Heather Altfeld
Contributor History

Heather Altfeld is a poet and essayist living in Northern California. Her first book of poetry, The Disappearing Theatre, won the Poets at Work Book Prize, selected by Stephen Dunn. She is the recipient of the Poetry Society of America’s 2017 Robert H. Winner Award and the 2015 Pablo Neruda Prize for Poetry. “Obituary for Dead Languages,” her contribution to Conjunctions:70, Sanctuary: The Preservation Issue, was selected for The Best American Essays 2019. Her second book of poetry, Post-Mortem, is forthcoming from Orison Books.​​



In Print

Vol. 75
Dispatches from Solitude
Fall 2020
Edited by Bradford Morrow


January 11, 2021
One’s opportunities to be unhappy are

Unlimited.     Or limited, but only by

One’s own imagination, which is powerful

But fragile, is defenseless,     but is limited

Only by things unseen.     As Bark Psychosis did it
January 4, 2021
As life encroaches on the dreaming
bedpost, you remember

a chip of ice you found in river
sludge, its sheen a mute witness

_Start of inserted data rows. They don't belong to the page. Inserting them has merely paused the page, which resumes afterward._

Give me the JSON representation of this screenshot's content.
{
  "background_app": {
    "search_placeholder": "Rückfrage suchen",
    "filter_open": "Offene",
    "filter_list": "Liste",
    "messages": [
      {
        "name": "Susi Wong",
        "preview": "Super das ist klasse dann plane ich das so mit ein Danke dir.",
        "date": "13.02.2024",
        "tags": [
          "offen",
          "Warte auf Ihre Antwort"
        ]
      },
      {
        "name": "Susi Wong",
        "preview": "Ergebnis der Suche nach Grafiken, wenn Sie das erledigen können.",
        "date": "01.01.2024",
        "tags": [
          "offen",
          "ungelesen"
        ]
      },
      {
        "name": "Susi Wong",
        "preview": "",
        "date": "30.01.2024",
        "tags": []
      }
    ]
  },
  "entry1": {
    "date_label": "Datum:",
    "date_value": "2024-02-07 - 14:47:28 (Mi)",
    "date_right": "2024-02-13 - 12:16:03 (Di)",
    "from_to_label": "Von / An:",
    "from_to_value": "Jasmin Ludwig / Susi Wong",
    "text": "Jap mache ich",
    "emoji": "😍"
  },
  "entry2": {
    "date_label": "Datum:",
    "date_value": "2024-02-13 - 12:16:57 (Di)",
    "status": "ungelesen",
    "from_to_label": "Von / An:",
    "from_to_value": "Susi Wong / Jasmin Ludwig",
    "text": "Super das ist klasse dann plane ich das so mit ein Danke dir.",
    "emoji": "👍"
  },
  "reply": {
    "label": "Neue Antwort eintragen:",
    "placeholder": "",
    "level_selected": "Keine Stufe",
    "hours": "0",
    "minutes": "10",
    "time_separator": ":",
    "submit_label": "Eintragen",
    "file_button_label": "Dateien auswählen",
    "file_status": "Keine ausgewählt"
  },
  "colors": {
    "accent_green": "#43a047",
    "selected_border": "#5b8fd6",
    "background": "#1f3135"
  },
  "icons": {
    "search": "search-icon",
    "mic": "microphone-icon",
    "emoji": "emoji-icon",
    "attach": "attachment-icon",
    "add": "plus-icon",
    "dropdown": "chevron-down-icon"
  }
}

to increments of change
as lens and pure belief.
December 17, 2020
Even if we do have a self, all many of us want is to still the music, for a time. Transcend that individual identity, shuck off that convict walk of a mortal coil, to make a new beginning of a pulled-out piece of TV antenna with the glued-on plastic bead. To try and fool my parents and everybody else that I hadn’t gone and broken something in the house, again. That I could save it, fix it, we could fix it, make it new. Trying to quench this thirst for annihilation with the secret machine. Alcohol, sex, love and work wrote the shanties of self before. I lost those full- throated lines. So, I walked the meditation labyrinths. And studied bugs. In silence. Alone.